• Almost any other language that I know of that support imaginary numbers uses `i`. – Loïc Faure-Lacroix Feb 3 '17 at 14:07
• Even MATLAB, which is mostly used by engineers, supports `i` for imaginary numbers. It supports both `i` and `j`. And python does not use `i` as a suffix for any purpose. If the compatibility of old codes is the problem, then why not support both like MATLAB as new versions' feature? C++, Ruby, Go, R, and Perl all use `i`. – Naetmul Feb 12 '18 at 9:35

j (not J) is used in Electrical Engineering as mentioned before. i for current: yes, both I (dc) and i (ac) are used for current.

• And `j` is used for current density, and even worse, it stands directly next to the imaginary unit in Drude's model. How would you rewrite (1+iωτ)j=σE in this notation? This reasoning is bogus. – orion Dec 10 '16 at 23:44
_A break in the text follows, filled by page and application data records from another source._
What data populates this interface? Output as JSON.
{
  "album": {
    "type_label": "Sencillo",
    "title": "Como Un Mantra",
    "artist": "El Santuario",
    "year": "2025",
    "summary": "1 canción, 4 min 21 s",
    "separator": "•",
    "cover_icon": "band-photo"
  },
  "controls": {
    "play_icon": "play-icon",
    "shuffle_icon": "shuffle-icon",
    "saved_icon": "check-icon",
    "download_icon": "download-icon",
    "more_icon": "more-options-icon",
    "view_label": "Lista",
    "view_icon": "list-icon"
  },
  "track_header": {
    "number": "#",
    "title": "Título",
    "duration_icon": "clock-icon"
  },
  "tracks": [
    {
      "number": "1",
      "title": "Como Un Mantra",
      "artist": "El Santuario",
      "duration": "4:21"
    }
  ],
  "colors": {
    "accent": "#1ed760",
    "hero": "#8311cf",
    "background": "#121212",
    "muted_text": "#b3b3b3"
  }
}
i in electrical engineering is typically used for i(t) or instantaneous current. I is for steady state DC (non-complex) or rms values of AC current. In addition spacial coordinates are generally expressed as i,j,k but for two dimensional items i,j are all that are needed and the "i" is dropped so the perpendicular "j" is used as in 4j3 vs 4+3i or 4i3 -See that this is not 413 at a glance. J recognizes this notation in handling complex numbers. As a retired EE prof- I do like the use of "j" As for Current density "J" is used.